Get the Most Out of Your Profile Data
Fourth in a series explaining how Certified Practitioners help you process profiles
After you complete a Leading From Your Strengths profile assessment, you receive a 20-page personalized profile report. Its length alone provides a considerable amount of useful information. You will gain some initial insight simply by reading the report on your own, but you will get the most out of the data when you review it with a certified practitioner.
The practitioner will take you through at least four steps to help you understand your strengths and use them in a healthy, productive way.
A Practitioner’s 4-Step Process to Helping You Understand Your Strengths
Step #1: Determine Your Dominant Strengths
The Strengths Chart, a key element of your report, presents a visual picture of the predictable ways you naturally solve problems, process information, manage change, and face risk. You have a unique combination of responses in those four situations. In the report, the four areas are presented as horizontal continuums, each with a scale of numeric strengths. The strengths have equal weight and are all equally important, no matter where they plot on the chart.
The practitioner uses your Strengths Chart data, combined with special resources, to determine your dominant strengths. Your dominant strengths reveal how you are most likely to respond in typical situations and under pressure. The practitioner also helps provide you with descriptor words to use to describe yourself to others.
In reading the report on your own, you are not likely to unpack this information.
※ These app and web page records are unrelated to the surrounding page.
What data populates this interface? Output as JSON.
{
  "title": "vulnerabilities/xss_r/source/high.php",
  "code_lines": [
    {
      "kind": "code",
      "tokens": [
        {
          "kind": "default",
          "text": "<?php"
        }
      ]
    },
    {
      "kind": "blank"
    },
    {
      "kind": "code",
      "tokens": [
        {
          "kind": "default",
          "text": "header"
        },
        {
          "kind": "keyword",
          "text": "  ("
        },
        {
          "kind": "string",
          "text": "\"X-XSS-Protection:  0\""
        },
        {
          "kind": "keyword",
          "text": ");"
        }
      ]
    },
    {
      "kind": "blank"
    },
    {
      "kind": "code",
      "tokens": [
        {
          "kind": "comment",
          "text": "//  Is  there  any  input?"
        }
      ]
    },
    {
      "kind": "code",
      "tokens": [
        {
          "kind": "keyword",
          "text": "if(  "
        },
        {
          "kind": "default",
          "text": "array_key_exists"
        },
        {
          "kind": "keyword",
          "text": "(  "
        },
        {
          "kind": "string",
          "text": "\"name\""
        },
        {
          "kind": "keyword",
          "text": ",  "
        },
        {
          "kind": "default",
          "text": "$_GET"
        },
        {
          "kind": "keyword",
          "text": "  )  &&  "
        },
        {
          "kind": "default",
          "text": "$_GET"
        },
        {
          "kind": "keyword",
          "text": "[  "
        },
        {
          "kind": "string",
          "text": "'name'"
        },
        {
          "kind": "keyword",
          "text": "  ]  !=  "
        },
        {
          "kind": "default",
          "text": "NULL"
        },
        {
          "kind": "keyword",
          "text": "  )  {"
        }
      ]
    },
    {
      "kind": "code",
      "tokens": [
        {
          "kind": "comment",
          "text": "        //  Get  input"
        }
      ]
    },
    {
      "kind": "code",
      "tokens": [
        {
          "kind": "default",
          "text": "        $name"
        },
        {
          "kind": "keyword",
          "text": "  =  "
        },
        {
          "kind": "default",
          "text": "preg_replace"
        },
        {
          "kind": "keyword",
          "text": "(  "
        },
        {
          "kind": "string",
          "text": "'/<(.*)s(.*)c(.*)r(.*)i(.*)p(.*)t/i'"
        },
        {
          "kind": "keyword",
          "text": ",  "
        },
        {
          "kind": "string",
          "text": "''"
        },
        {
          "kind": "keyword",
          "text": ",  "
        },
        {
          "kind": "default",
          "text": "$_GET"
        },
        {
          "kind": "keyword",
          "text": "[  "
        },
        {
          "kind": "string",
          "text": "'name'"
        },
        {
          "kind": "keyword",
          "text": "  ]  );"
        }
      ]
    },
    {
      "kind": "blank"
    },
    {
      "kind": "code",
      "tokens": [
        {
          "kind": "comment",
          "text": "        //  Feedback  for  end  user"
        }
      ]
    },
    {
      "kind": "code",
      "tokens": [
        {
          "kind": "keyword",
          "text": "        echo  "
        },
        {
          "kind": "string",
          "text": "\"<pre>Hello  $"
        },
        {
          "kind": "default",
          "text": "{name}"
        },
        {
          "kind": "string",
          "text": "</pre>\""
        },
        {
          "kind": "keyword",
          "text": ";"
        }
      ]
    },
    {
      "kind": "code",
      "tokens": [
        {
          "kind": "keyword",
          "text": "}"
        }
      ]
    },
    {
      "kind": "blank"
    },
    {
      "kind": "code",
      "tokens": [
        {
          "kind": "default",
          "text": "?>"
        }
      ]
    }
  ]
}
Step #2: Identify Correlations Between Your Strengths
The Strengths Chart assigns a numeric score for each of your strengths. The number reveals the intensity with which you display that strength.
As the practitioner studies your profile data, he compares the numeric score in each of the four areas with the other three. The point spreads show strong, moderate, or weak correlations between different strengths.
Why is this information significant? Strong correlations give the most accurate descriptors of your strengths. They deserve the highest priority as you plan purposeful interactions. Moderate correlations are considered next, while weak correlations may not be accurate enough to give full consideration. Correlations show you where to invest yourself first in your activities and in your relationships.
Step #3: Pinpoint Key Emotions
As your practitioner explains your strengths in each of the four inescapable areas – and helps configure the intensity in how they correlate with each other – you will discover descriptors that portray how you respond in situations and relationships. Most users are surprised to discover the perceived accuracy of this data is at or above 90%
But it is at this point that your practitioner points you to even more helpful information, revealing how your strengths work to both demonstrate and protect your emotions. The practitioner helps you see how you naturally respond emotionally – and how you might respond emotionally when feeling threatened or pressured. This information is especially useful as you work on strategies to deal with stress or challenges in a useful, more productive way.
Step #4: Discover How You Adapt
While Strengths Chart shows your natural way of handling problem solving, processing information, managing change, and facing risk, the profile also provides a Strengths Movement Chart. This visual tool shows how you may feel you need to respond to be successful in your current environment. It is information that is extremely valuable in helping you understand how you adapt to your current situation, whether it is your job, team, group, or home life.
You can tolerate adaptation to your environment for short periods, but long-term the adaptation saps you of energy. The Strengths Movement Chart helps reveal areas where you are making accommodation.
When a practitioner studies both charts and discovers a strengths movement of 5 points or more in any of the four areas, he will help you to identify the source of stress … and then recommend purposeful interactions to allow that person to use his strengths more effectively.
Because it is impossible for two people to get the same exact results in from their Leading From Your Strengths profile, the information in the report is detailed, customized specifically for you … and extremely valuable.
A certified practitioner can help you get the most out of yours.
More Articles from The Practitioner Series
Ways a Certified Practitioner Can Help You, Part 1: Introduction
Ways a Certified Practitioner Can Help You, Part 2: Are You Independent or Interdependent?
Ways a Certified Practitioner Can Help You, Part 3: Four Ways You Are Unique
Ways a Certified Practitioner Can Help You, Part 5: Now What? 3 Ways to Put Your Profile Data Into Practice